▶ Available records:
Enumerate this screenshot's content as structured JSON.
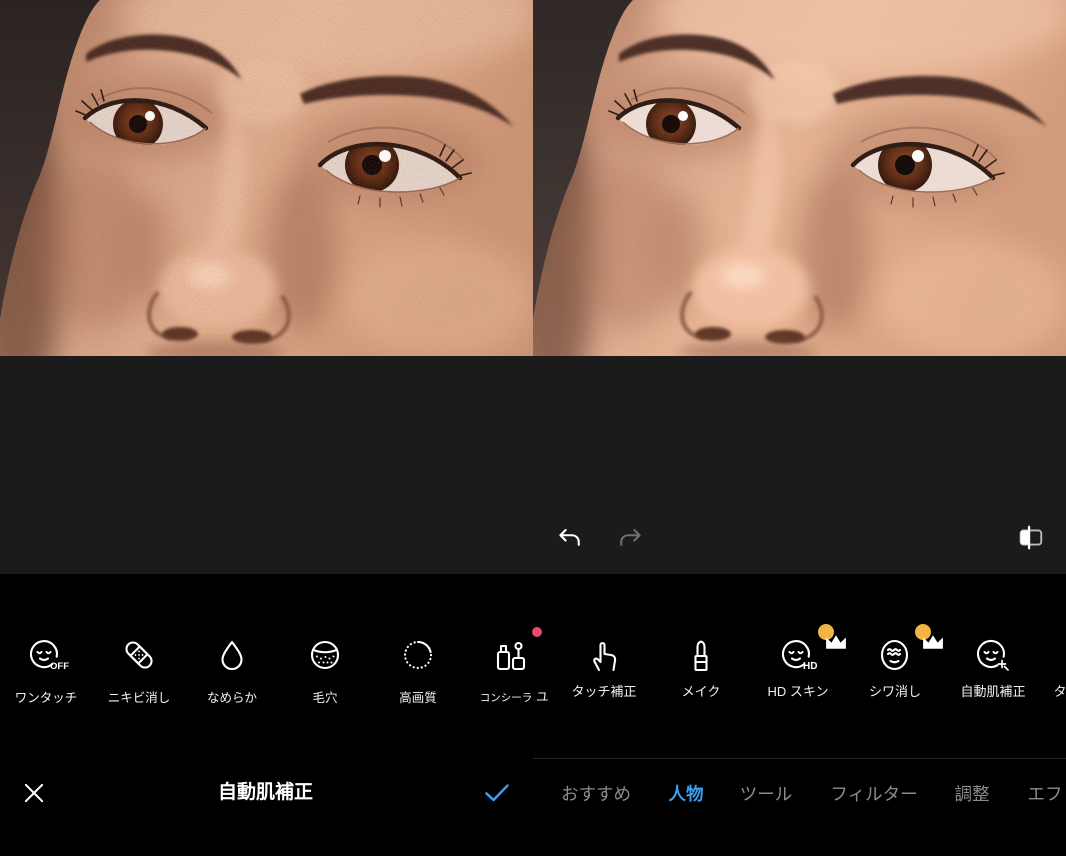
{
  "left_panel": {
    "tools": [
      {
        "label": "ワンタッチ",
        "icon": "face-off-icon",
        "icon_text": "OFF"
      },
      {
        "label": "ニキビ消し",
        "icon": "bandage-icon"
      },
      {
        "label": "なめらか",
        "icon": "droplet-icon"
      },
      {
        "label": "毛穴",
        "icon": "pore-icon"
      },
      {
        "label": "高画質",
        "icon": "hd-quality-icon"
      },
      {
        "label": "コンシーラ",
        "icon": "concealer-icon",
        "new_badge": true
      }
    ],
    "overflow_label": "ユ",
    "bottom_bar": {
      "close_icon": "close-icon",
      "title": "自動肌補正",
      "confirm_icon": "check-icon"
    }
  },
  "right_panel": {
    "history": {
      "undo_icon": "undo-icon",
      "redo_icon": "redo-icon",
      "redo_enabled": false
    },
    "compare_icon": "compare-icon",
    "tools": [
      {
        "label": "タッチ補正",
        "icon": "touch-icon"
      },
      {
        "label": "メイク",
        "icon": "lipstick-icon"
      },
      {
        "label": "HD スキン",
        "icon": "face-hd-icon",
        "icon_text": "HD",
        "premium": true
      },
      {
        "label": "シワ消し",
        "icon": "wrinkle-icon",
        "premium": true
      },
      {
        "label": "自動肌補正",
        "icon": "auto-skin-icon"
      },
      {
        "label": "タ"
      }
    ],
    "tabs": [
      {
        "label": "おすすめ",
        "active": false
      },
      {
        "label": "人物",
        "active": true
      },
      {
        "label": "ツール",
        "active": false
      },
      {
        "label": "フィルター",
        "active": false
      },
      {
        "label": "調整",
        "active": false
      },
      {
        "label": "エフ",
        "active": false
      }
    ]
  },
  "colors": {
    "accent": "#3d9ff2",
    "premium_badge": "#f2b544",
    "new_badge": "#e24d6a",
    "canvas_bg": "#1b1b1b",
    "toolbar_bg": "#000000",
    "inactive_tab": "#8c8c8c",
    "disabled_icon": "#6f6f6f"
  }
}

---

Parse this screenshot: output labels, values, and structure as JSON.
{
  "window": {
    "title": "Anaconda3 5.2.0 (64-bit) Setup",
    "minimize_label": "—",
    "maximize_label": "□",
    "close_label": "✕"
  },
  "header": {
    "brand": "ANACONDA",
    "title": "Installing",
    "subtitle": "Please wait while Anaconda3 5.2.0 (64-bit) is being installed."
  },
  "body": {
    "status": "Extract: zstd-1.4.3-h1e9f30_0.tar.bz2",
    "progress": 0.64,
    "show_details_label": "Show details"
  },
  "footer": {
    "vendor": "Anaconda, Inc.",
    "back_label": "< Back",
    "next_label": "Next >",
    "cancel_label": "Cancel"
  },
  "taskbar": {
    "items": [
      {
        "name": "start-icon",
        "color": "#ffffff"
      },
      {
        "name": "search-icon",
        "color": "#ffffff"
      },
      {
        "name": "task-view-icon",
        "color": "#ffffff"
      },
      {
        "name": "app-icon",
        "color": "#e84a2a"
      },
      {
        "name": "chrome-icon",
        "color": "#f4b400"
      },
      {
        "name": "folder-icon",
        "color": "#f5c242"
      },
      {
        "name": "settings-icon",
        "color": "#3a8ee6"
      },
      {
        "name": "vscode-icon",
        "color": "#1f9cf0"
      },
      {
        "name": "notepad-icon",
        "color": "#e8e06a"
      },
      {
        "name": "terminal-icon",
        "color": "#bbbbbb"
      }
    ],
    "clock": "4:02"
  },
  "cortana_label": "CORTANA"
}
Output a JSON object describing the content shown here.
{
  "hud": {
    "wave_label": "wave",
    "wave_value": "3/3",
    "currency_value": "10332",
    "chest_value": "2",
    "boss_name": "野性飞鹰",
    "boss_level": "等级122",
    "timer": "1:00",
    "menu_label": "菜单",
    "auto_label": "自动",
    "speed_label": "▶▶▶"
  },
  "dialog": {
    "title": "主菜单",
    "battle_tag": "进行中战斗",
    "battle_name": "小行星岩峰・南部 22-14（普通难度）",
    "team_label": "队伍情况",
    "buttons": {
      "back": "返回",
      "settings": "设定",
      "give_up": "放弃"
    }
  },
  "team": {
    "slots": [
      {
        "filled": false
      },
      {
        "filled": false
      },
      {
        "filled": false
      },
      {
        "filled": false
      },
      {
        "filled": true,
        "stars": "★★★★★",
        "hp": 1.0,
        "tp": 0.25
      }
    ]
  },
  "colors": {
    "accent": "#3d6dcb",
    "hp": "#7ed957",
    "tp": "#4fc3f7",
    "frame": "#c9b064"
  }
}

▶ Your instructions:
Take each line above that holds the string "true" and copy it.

▶ Exercise response:
        "new_badge": true
        "premium": true
        "premium": true
        "active": true
        "filled": true,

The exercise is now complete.